THE PLASTIC WE WEAR

Published at : 2020-01-20 05:52

It was only a few years ago that my clothing purchases were based predominantly on the style and price point of the piece. My priority with fashion had always been putting together great, comfy outfits at budget price. While I did shop mainly at secondhand clothing stores, I couldn’t help being drawn to the alluring bargains and styles by other designers or fast fashion stores at times. Being uneducated and oblivious about the importance of fabric origins and qualities, what the labels read were rarely a deciding factor. 

A few years and a lot of research later, my approach to consumerism has drastically changed. I’m continually more aware of the products I’m buying, the materials they are made of and ultimately the companies I am investing in.

Plastics, being the enemy of our environment are an obvious evil invention that we need to phase out immediately. Plastic bottles, straws, packaging are items that we can immediately recognise and eliminate but unfortunately not all plastics are that easy to identify.

Every day and night we are surrounded by fabrics; Our clothing, our furniture, our bed sheets, car seats, our upholstery. Some of the most common fabrics getting around are Polyester, Rayon, Arcylic and Fleece.

These are what we call, Synthetic Fabrics, they are often made from dihydric alcohol, terpthalic acid, polycrylonitriles, causeic soda, ammonia, acetone, sulphuric acid, petroleum and perfluorinated chemicals.

Synthetic fabric is toxic, cheap and affects your health as well as the health of our planet.
Every time we wash these polyester and acrylic pieces, they shed thousands of micro plastics down the drain.

Micro-plastics are tiny fibres and fragments of plastic and are among the most abundant form of debris in the environment. The fibres that are released, travel to your local wastewater treatment plant where majority of them will pass through directly into our rivers, lakes and are often found on the ocean surface, the deep sea and the marine food chain.

We can’t see it, we can’t clean it up and we are generally clueless to this pollution that doesn’t degrade and inevitably ends up in the stomachs of our animal friends.

Fortunately, their are natural alternatives out there!

We just need to be aware, educate others and invest responsibility. Take the time to read the labels, research the brand and look for well-made products that use linen, hemp and organic cottons. Quality clothing may seem expensive and in some cases overpriced but raw materials are more superior, and take time and love to be woven into beautiful fabrics that are soft and durable on opposed to chemically treated disposable pieces. These are worth the investment.

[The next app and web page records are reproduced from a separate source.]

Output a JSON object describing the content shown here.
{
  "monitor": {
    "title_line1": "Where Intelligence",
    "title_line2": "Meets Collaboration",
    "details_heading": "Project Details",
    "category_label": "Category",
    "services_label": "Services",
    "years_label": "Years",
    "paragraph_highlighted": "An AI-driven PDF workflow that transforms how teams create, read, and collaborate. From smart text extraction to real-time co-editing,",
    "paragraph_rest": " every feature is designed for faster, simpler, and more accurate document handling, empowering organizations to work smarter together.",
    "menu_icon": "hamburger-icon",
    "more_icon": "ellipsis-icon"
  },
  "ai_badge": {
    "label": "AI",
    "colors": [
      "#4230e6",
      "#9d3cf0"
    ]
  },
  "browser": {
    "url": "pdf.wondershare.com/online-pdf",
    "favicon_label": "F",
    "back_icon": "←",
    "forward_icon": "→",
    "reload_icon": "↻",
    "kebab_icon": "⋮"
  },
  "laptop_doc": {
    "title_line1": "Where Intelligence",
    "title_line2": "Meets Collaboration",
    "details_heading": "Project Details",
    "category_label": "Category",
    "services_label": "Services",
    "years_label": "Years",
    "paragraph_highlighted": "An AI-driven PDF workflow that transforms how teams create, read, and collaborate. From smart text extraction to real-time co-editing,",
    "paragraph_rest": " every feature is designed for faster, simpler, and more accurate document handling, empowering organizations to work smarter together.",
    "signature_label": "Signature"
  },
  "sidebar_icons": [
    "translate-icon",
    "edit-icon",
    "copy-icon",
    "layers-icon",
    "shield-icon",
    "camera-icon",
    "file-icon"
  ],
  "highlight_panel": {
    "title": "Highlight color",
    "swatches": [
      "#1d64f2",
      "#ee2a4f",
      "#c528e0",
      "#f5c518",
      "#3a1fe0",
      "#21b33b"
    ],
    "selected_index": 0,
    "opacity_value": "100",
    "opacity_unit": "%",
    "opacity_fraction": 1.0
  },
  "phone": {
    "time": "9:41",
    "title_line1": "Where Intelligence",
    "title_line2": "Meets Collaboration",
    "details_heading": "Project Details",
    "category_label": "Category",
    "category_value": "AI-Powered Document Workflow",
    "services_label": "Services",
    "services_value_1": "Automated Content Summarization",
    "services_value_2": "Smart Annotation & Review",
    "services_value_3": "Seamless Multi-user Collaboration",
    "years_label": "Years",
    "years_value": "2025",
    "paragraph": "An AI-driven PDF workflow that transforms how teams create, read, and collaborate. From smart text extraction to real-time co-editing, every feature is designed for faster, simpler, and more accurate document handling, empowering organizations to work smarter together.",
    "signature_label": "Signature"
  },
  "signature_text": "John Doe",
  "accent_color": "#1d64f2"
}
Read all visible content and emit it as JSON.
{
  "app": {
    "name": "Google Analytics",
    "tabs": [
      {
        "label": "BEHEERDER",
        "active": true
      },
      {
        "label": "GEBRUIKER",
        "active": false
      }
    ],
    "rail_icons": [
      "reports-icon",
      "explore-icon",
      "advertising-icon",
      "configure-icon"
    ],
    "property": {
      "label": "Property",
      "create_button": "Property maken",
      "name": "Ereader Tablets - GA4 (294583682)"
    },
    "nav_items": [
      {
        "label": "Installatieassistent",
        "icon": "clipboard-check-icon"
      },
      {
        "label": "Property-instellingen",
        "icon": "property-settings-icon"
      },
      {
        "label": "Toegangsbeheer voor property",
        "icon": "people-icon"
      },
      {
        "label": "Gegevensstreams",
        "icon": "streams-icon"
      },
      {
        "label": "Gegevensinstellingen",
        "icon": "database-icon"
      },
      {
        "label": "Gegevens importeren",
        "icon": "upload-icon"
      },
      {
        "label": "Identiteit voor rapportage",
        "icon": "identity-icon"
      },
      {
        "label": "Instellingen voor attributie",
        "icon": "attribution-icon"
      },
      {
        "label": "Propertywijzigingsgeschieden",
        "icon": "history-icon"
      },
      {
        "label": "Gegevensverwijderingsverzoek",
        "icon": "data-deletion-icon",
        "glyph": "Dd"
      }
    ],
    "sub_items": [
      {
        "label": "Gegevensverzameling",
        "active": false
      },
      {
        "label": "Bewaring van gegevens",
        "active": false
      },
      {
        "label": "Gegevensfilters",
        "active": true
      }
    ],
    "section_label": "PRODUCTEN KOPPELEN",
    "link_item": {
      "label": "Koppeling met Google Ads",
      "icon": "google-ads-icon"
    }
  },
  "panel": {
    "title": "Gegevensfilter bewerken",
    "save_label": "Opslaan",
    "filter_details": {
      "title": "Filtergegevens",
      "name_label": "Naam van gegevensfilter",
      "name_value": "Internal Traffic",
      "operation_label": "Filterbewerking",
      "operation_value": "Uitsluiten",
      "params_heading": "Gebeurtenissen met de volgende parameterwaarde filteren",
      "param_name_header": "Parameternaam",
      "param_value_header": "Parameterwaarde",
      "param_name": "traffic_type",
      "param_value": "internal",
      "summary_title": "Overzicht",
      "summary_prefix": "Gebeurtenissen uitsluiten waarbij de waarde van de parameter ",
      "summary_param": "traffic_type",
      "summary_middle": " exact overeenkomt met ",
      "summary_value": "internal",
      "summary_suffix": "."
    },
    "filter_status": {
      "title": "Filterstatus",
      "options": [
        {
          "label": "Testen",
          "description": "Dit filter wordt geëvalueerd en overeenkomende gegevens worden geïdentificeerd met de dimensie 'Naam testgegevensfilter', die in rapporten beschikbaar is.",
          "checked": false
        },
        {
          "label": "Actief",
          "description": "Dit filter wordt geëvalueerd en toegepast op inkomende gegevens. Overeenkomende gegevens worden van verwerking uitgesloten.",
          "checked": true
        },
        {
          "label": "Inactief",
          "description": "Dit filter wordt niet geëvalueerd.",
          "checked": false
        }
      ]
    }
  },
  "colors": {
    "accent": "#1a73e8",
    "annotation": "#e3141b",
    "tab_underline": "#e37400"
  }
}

Changing the path of consumerism begins with us making simple changes in our lives.